What we are doing, and why we're doing it!

Florida Keys - 4/15/05

Orlando - 12/6/05

Pelleys - 11/25/05

Charleston - 11/18/05

Cape Hatteras - 11/12/05

Williamsburg - 11/7/05

Monticello - 11/5/05

Mount Vernon - 11/4/05

Washington DC - 10/9/05

Gettysburg - 10/6/05

Valley Forge - 9/20/05

Philadelphia - 9/16/05

New York - 9/14/05

Boston - 9/9/05

New England - 9/7/05

Canadian Maritimes - 8/28/05

Quebec - 8/22/05

Montreal - 8/19/05

Ottawa - 8/16/05

Toronto - 8/11/05

Niagara Falls - 8/9/05

Chicago - 8/1/05

Wisconsin - 7/27/05

Smoky Mountains - 7/18/05

Nashville - 7/12/05

Memphis - 7/1/05

St. Louis - 6/28/05

Dakotas - 6/22/05

Canadian Plains - 6/14/05

Canadian Rockies - 6/7/05

Dinosaur N.P. - 5/26/05

Yellowstone - 5/24/05

Moab - 5/22/05

Arches N. P. - 5/20/05

Natural Bridges N.P. - 5/12/05

Four Corners - 5/11/05

Mesa Verde N.P. - 5/10/05

Durango CO. - 5/7/05

Acoma & Chaco N.P. - 5/6/05

Grand Canyon - 5/1/05

Petrified Forest N.P. - 4/30/05

Meteor Crater AZ - 4/29/05

Valley of Fire NV - 4/15/05

Route 66 CA & AZ - 4/10/05

HWY 395 CA - 3/17/05

Seattle & Mt. St. Helens - 3/5/05

Vancouver Island - 2/20/05

Oregon to Vancouver - 2/2/05


After spending the night in a primitive campsite at Gooseneck Lookout (imagine four parallel stretches of the river with two tight 'gooseneck' curves 1000' below) overlooking the Colorado River we continued traveling from Mesa Verde National Park to Natural Bridges National Park. The most direct route was on north on Hwy 261. We noticed that the map indicated a short gravel section midway along the road but we weren't bothered by the thought of a short section of gravel road -- especially after the last part of the route to Chaco!

As we rolled across the desert we noticed that the road was heading for the base of a long line of red sandstone cliffs. We began to suspect where the unpaved section of road was. Sure enough, the blacktop ended just as the road turned sharply to the right and started to ascend along a niche in the cliff face. As we climbed, we were only barely able to negotiate the switchbacks. If our coach had been any bigger, we would have had a lo-o-ong way to back down! As we neared the top, the cliff face on the upward side gradually began to overhang the road, forcing us to the outside shoulder. As we crested the grade a sign was clearly posted: "Caution - 1,100 foot drop"!

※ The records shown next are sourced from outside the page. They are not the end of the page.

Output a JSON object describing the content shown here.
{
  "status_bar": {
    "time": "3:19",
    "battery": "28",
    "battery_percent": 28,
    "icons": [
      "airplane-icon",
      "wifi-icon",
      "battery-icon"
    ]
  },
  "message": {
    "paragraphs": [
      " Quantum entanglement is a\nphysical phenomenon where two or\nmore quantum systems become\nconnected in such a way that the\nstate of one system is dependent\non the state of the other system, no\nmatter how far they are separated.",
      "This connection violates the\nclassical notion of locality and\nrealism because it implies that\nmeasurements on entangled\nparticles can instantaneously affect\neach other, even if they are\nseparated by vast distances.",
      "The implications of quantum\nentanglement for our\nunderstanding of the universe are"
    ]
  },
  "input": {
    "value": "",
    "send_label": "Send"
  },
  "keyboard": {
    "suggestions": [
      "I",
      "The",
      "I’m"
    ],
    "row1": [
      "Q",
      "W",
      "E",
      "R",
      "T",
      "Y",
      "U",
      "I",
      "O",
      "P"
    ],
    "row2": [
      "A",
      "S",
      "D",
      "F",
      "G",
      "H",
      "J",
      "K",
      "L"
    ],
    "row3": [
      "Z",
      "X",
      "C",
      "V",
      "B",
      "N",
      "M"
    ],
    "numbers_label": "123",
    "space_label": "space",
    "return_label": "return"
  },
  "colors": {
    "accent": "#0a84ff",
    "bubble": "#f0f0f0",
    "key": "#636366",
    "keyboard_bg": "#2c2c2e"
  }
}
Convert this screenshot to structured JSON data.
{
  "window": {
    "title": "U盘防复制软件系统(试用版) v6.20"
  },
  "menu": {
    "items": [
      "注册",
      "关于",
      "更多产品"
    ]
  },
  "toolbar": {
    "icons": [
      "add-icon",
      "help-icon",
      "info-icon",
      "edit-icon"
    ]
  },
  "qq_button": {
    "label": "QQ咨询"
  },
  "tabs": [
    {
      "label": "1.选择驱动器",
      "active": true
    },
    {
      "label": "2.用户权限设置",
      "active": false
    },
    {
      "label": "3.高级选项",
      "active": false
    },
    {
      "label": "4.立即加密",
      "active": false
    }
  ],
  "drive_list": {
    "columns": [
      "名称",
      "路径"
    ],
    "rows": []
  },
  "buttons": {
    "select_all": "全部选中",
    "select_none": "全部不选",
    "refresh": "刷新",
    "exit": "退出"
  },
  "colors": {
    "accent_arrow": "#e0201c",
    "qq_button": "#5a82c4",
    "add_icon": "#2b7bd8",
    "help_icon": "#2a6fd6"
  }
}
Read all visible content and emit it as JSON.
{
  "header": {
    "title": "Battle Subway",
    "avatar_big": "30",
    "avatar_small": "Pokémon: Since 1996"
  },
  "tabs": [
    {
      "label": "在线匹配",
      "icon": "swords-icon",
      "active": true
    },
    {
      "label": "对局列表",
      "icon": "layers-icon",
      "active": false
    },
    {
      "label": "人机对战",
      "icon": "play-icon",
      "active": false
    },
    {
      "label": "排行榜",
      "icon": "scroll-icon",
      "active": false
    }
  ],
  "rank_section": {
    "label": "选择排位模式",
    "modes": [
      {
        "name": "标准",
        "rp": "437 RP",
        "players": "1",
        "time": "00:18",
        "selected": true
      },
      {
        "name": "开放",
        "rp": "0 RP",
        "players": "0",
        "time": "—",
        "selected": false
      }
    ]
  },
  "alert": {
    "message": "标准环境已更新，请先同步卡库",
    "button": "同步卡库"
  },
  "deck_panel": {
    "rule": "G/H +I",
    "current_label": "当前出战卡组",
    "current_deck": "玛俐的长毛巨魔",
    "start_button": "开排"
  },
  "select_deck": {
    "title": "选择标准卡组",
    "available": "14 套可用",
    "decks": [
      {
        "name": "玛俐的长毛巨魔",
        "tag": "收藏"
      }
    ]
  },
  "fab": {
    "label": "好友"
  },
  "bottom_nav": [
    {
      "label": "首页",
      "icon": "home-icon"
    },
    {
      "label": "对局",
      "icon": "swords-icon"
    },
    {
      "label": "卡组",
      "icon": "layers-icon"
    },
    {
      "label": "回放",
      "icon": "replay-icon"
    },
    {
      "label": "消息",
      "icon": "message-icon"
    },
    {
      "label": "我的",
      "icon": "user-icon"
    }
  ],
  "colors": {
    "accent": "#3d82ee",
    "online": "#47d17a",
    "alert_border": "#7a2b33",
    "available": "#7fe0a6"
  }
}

The rest of the drive to Natural Bridges was a relaxing scenic drive though the high desert with mild weather and a beautiful sky filled with puffy, cirrus clouds.

Natural Bridges is another small National Park. There are three major natural bridges in the park. All three bridges are visible from a loop road. To really make a visit to this park worthwhile, you need descend into the canyon to hike along a trail that follows the stream that carved these spans of solid rock. The bridges are much more impressive when you are looking up at them with sky in the background than they are when viewed from above.

The trail along the stream is a delight! The sounds of gurgling water resonate between the canyon walls and the way is sprinkled with wildflowers.

Near the middle of the three bridges, the stream passes over an area of exposed sandstone. Boulders hide a small waterfall at the head of the area, but it's sound echoes throughout the area. All in all, it's a delightful place.